Ukrainian troops provided a sizable chunk of the multinational forces in Iraq, and will be missed. But as the Iraqi forces step it up, I don’t think we’ll see much of a void left behind by the Ukrainians.
With the Ukrainian contingent’s departure and the Bulgarians before, the Multinational Division is down to 11 nationalities. Twenty-three nationalities comprised the unit when it began.
Czerwinski, the Polish general, said commanding such a multicultural division has been a challenge and has taught him the importance of communication. With units coming from Eastern Europe, Central Asia and Latin America, he found that even deciding on which language to use was a challenge.

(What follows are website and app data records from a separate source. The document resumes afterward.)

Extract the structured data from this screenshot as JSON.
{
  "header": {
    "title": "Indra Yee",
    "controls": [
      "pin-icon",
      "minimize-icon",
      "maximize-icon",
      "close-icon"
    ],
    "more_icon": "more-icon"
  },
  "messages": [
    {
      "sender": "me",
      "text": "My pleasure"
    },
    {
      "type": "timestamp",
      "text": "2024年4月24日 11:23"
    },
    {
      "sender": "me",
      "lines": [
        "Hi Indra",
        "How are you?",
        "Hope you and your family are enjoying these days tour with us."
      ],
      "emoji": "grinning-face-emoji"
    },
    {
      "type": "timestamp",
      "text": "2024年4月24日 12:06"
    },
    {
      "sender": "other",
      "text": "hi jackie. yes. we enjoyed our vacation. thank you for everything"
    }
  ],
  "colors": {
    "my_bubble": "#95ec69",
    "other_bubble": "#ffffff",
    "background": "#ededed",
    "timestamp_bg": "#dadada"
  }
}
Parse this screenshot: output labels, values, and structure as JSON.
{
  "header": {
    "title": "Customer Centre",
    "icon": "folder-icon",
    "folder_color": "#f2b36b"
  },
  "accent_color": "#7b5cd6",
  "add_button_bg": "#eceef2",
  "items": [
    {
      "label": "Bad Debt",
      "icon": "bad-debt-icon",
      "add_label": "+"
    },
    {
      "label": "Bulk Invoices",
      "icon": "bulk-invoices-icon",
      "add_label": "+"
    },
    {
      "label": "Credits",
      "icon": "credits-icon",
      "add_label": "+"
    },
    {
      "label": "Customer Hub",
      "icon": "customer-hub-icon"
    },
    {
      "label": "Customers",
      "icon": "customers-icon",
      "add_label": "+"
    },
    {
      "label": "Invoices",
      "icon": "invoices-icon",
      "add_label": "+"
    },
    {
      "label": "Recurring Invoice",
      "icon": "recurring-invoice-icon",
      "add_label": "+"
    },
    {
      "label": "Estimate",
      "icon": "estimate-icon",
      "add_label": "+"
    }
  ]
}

The division sends all operations orders in English, but on the battlefield troops use anything from Spanish to Russian to Polish.
Czerwinski said the close working relationship among all nationalities in the division has helped build understanding on a national level, and he is proud of his Ukrainian allies for the role they played. “For Iraq, for Iraqi people for the multinational division, this is a big success,” he said. “More people should know about this.”
A number of nations have probably found that their commitment ended up being for longer than they envisioned, and we should wish the Ukrainian troops and government well.